Three Ways Professional References Help You Source Great Talent
Tammy Cohen, PHR, SHRM-CP
October 20 2016
While criminal records and education history can confirm a candidate’s qualifications and forecast potential security risks, there is no database available to report on an applicant’s work ethic. That’s why one of the most important services we provide at InfoMart is professional and personal reference checks.
A previous employer is going to have much more to say than what is listed on a candidate’s resume. This conversation between a previous manager and a trained InfoMart professional can shed light on whether an applicant is really the kind of talent your company wants. Here are three ways professional reference checks are necessary to help you acquire the right talent for your business:
- 1. Fact Checking – Professional references ensure that your applicant’s title and tenure are accurate. More importantly, fact checking confirms the skills and responsibilities that the candidate claims on their resume or CV and can tell you if those details have been embellished. Job titles, salary, and overall responsibilities may be misrepresented to make the applicant look more qualified on paper, but professional reference checks can catch these falsifications before you make a bad hire.
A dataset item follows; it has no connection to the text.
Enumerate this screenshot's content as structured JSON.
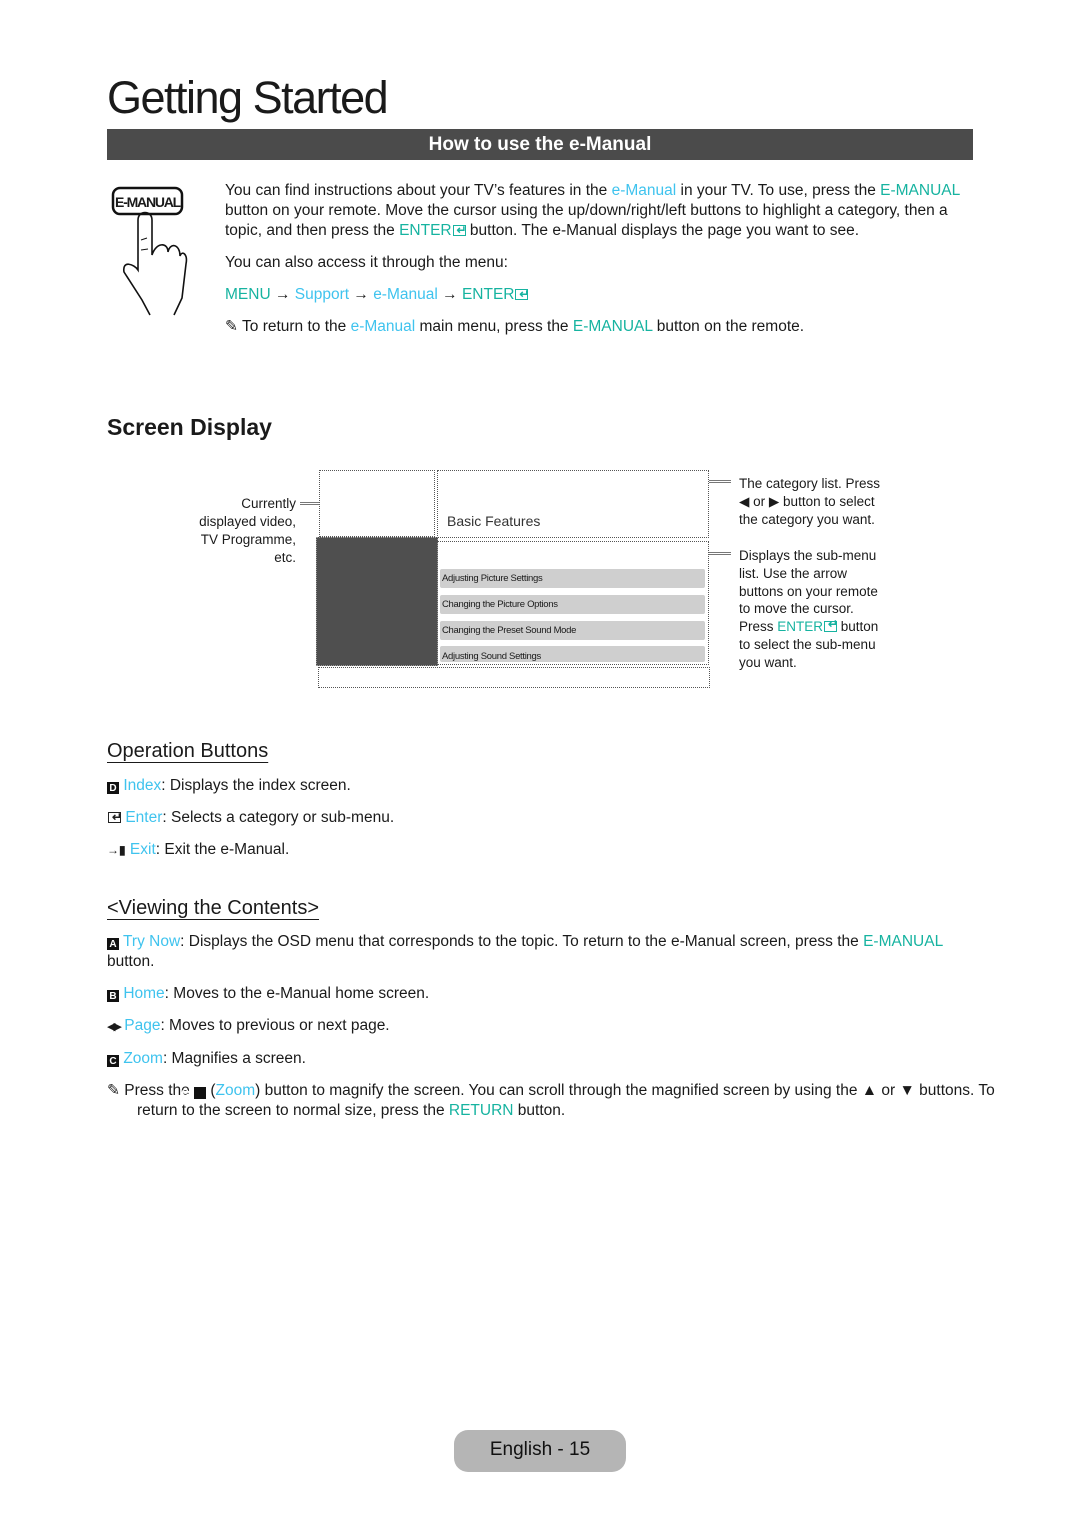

- 2. Spongy Skills – Resumes don’t always do the best job of capturing a candidate’s spongy and soft skills. Spongy skills speak more to an applicant’s adaptability, problem solving abilities, and initiative, while soft skills are characteristics such as communication and the ability to collaborate. Neither spongy nor soft skills can be assessed without having spent considerable time with an individual, so previous employers can provide unique insights that assist in hiring decisions.
- 3. Interactions with Team Members – Your company is one big team made up of smaller teams with specific responsibilities, and you rely on the knowledge that those teams work well together. However, you also understand that when a new player enters the game, there are going to be changes.People react differently when working with their peers and managers. Some employees are the type to speak up during a meeting, while others are not. Assessing an applicant’s resume may give you a clear picture of their qualifications as an individual, but provide little evidence that they are a good team player. Managers are trained to appraise how their employees interact and notice behavioral patterns, so previous employers can enlighten you to a candidate’s efficacy in team environments.